## What you are asked to do
Please report every line in the entries that contains the string "JSON".

## Source data
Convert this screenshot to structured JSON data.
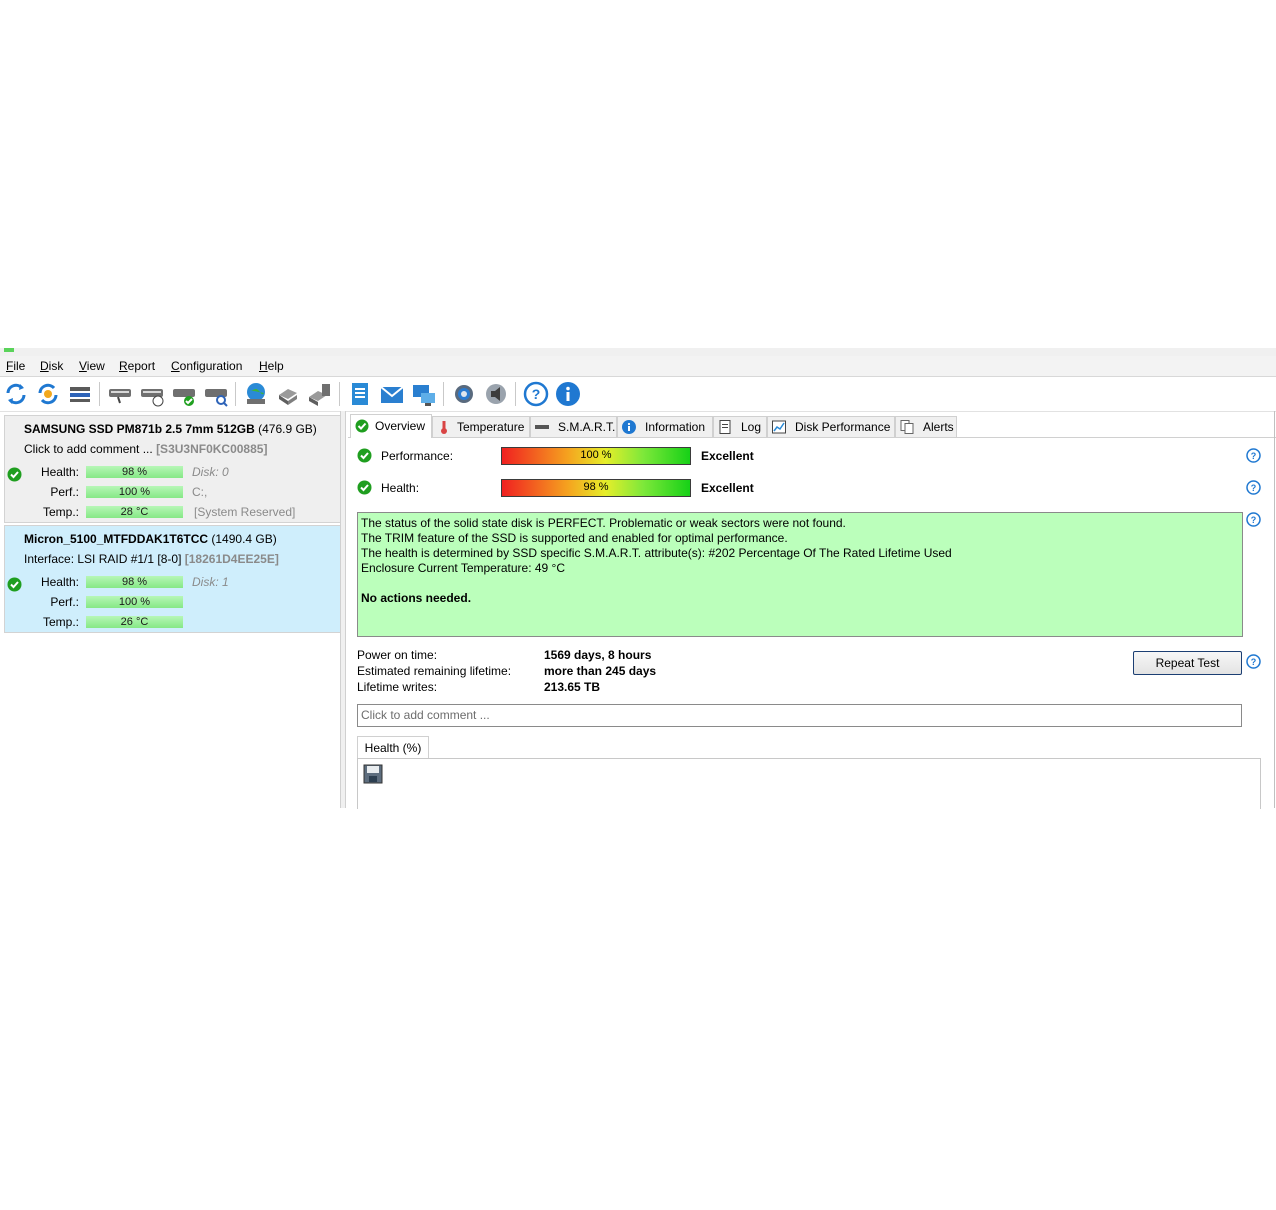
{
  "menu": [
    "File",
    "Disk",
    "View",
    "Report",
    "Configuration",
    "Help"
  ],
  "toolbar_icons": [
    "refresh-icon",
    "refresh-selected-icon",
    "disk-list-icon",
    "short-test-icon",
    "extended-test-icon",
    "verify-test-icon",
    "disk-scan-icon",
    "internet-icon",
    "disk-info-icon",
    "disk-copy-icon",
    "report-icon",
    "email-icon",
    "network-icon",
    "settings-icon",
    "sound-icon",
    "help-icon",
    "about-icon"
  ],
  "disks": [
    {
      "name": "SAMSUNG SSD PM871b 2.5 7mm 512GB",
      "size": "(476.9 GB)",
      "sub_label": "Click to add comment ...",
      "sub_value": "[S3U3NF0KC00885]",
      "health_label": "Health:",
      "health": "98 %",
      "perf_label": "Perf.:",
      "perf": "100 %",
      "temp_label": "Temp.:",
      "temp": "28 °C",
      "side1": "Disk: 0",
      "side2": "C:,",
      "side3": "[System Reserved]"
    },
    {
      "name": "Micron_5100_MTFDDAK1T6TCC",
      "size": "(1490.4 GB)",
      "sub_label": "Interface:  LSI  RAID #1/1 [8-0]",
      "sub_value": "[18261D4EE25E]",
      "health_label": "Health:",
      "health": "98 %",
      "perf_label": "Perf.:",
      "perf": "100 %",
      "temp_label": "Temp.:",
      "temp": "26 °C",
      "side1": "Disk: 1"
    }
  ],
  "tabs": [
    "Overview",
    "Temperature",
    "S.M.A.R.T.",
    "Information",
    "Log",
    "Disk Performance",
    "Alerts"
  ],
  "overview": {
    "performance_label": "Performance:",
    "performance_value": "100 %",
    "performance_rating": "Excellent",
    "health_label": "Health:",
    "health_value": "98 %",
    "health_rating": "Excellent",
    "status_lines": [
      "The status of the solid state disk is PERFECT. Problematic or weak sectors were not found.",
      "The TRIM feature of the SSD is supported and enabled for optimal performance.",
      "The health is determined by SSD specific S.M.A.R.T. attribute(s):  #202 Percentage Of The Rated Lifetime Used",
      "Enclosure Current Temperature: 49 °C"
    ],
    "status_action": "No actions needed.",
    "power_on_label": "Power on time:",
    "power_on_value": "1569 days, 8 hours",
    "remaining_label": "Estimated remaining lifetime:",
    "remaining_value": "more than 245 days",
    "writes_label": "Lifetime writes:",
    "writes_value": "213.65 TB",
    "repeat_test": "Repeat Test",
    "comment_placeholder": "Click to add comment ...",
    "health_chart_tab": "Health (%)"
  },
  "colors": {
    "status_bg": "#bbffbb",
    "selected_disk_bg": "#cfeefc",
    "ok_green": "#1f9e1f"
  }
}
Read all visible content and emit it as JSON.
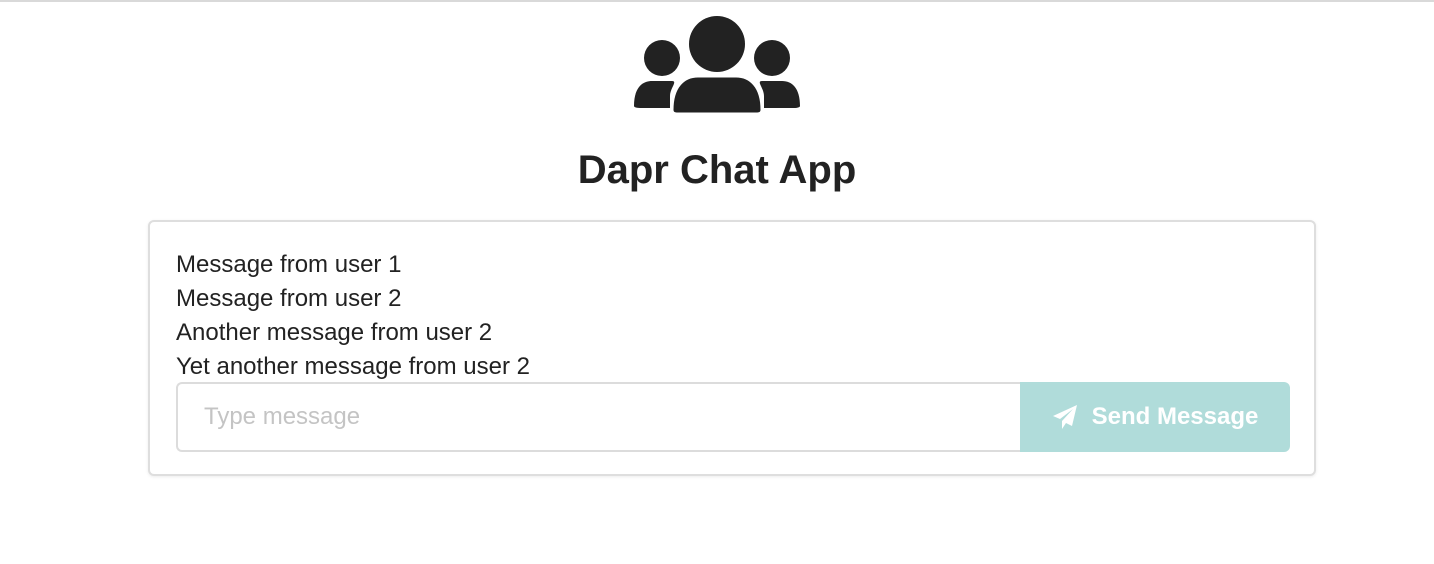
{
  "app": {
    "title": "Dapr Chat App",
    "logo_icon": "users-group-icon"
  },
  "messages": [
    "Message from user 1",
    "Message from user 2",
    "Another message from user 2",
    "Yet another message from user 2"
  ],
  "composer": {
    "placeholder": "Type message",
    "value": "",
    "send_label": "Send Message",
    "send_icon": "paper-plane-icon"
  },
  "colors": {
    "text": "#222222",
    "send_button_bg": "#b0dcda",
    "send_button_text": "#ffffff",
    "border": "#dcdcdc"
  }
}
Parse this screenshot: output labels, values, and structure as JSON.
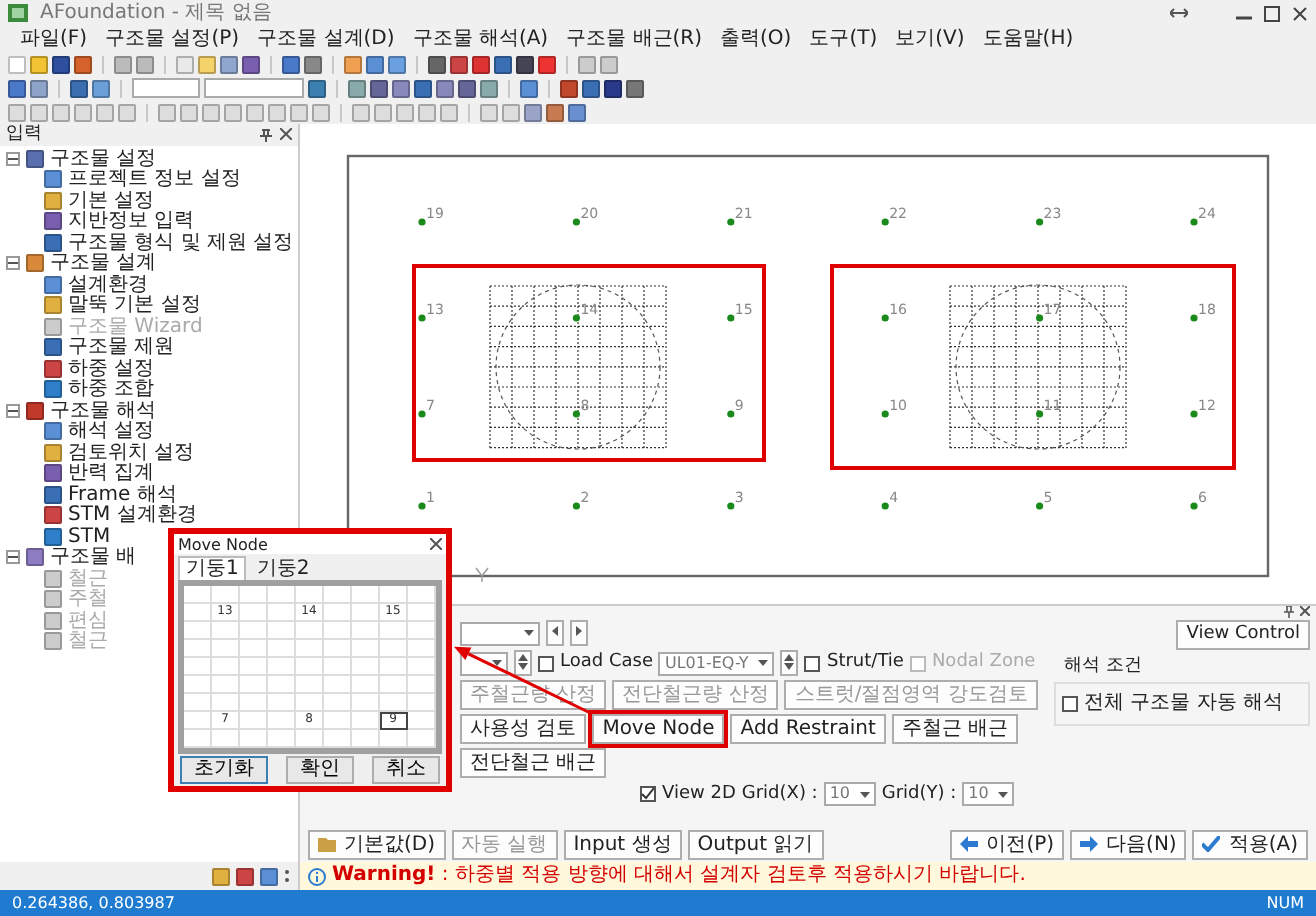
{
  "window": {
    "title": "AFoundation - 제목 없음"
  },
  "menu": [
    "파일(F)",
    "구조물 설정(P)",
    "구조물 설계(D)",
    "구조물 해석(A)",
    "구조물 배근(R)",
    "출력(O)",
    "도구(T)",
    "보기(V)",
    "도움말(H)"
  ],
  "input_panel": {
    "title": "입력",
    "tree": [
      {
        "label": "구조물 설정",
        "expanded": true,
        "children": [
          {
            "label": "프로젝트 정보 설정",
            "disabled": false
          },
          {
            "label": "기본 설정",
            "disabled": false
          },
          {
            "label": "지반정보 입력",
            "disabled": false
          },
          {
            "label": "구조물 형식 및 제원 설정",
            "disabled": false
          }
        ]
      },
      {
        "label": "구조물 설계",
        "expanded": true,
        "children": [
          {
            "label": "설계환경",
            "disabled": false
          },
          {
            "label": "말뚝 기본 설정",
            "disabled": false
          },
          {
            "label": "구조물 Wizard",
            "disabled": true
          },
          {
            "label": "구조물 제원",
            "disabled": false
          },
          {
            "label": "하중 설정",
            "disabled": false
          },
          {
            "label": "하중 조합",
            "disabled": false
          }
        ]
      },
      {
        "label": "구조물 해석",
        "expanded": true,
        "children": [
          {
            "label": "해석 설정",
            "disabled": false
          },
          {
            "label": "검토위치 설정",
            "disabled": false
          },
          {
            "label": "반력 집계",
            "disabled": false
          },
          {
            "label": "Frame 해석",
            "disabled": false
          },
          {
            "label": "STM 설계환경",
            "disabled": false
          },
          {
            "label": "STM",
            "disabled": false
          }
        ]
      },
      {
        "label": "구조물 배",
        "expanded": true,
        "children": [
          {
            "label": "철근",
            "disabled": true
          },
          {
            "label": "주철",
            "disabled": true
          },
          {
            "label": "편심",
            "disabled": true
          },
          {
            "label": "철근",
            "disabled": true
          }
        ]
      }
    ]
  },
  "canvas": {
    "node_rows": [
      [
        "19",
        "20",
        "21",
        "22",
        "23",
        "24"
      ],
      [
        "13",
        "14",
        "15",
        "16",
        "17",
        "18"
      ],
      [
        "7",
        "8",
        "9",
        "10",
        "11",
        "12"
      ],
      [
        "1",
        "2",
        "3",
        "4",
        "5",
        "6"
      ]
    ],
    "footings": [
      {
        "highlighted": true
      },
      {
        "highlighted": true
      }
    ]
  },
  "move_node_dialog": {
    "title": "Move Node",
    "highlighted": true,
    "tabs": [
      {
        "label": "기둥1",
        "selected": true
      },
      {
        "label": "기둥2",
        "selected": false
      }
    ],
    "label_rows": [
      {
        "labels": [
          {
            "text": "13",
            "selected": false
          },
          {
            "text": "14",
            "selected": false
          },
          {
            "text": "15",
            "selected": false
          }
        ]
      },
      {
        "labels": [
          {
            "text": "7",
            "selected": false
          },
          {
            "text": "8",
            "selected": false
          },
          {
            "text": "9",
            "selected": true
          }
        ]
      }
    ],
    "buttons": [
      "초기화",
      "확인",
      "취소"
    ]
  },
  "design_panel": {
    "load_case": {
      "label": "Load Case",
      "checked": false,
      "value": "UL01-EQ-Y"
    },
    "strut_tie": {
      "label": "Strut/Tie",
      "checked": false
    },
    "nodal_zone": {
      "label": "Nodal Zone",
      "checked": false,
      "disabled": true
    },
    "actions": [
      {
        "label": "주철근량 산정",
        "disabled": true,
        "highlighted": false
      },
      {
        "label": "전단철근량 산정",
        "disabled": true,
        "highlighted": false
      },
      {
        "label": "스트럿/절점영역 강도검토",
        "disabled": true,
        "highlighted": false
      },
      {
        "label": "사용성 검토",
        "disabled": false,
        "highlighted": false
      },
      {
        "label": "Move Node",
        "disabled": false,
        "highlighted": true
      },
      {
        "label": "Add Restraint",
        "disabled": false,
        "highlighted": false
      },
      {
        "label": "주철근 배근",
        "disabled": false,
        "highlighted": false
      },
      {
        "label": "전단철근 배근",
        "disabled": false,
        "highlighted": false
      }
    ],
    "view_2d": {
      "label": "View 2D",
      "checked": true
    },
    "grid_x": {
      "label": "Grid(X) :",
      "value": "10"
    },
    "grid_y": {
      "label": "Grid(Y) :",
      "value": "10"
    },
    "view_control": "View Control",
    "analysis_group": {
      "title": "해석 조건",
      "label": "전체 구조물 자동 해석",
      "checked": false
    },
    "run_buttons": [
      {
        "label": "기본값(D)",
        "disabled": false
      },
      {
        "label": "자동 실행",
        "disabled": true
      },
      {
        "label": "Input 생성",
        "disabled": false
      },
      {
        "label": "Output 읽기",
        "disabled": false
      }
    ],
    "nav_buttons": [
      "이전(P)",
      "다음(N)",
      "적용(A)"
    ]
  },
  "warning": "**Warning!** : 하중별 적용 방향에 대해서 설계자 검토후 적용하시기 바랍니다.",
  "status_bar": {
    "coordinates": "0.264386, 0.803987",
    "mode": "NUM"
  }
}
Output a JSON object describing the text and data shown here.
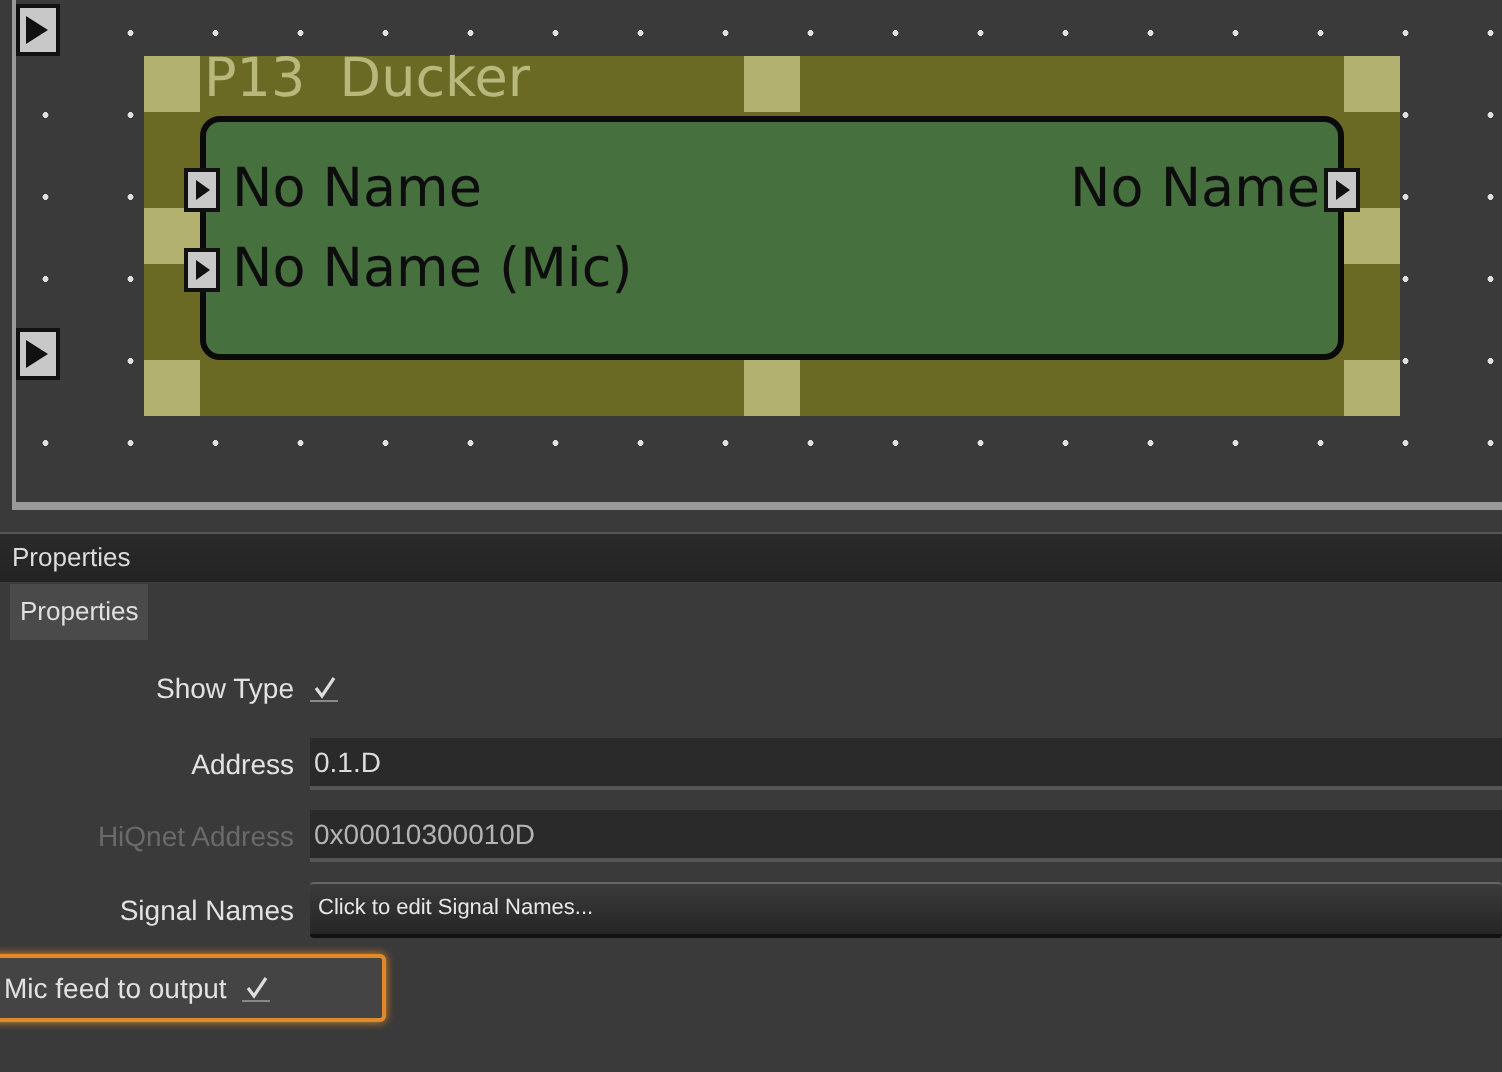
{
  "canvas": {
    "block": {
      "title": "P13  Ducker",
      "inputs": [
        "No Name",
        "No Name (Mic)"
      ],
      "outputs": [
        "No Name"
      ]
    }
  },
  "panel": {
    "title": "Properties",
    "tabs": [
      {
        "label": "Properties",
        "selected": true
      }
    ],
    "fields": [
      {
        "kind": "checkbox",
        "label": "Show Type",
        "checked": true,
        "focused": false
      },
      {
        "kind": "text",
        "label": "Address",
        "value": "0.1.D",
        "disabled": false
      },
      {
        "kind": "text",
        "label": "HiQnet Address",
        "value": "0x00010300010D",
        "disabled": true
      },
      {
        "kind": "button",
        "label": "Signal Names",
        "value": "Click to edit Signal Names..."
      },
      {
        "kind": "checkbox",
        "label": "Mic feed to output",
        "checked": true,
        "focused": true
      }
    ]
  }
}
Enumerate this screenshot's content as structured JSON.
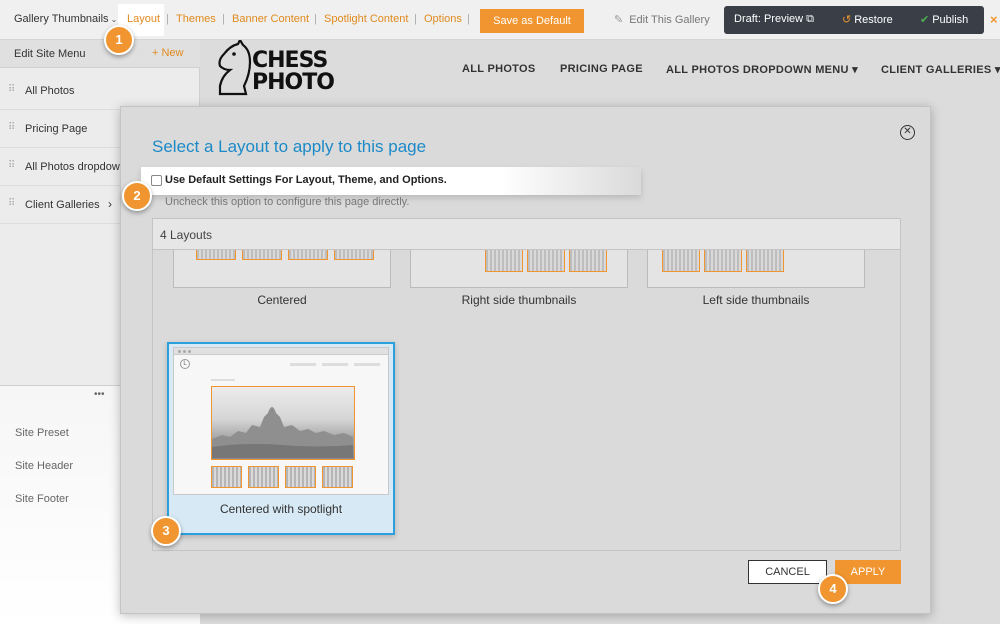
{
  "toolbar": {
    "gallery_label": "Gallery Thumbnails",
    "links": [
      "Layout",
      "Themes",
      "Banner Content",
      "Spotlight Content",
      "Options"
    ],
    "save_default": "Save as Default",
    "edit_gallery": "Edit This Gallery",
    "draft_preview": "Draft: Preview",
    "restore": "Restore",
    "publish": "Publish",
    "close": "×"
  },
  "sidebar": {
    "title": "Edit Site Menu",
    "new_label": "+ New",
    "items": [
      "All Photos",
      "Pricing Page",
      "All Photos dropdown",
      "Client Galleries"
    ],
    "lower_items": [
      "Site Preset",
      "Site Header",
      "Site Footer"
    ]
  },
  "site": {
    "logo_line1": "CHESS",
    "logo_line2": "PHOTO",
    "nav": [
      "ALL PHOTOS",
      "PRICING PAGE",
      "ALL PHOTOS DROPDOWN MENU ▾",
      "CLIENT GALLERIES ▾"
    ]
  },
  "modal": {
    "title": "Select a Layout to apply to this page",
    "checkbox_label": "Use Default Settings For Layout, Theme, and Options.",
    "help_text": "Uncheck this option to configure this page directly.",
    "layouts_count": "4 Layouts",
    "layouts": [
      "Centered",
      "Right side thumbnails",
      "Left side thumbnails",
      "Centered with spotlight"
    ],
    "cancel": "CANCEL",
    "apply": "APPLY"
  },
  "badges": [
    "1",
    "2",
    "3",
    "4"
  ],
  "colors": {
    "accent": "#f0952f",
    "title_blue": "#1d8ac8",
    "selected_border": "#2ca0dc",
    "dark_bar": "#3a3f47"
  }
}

## Exercise output
Convert this screenshot to structured JSON data.
Read all visible content and emit it as JSON.
Parse this screenshot: output labels, values, and structure as JSON.
Output a JSON object describing the text and data shown here.
Enumerate this screenshot's content as structured JSON.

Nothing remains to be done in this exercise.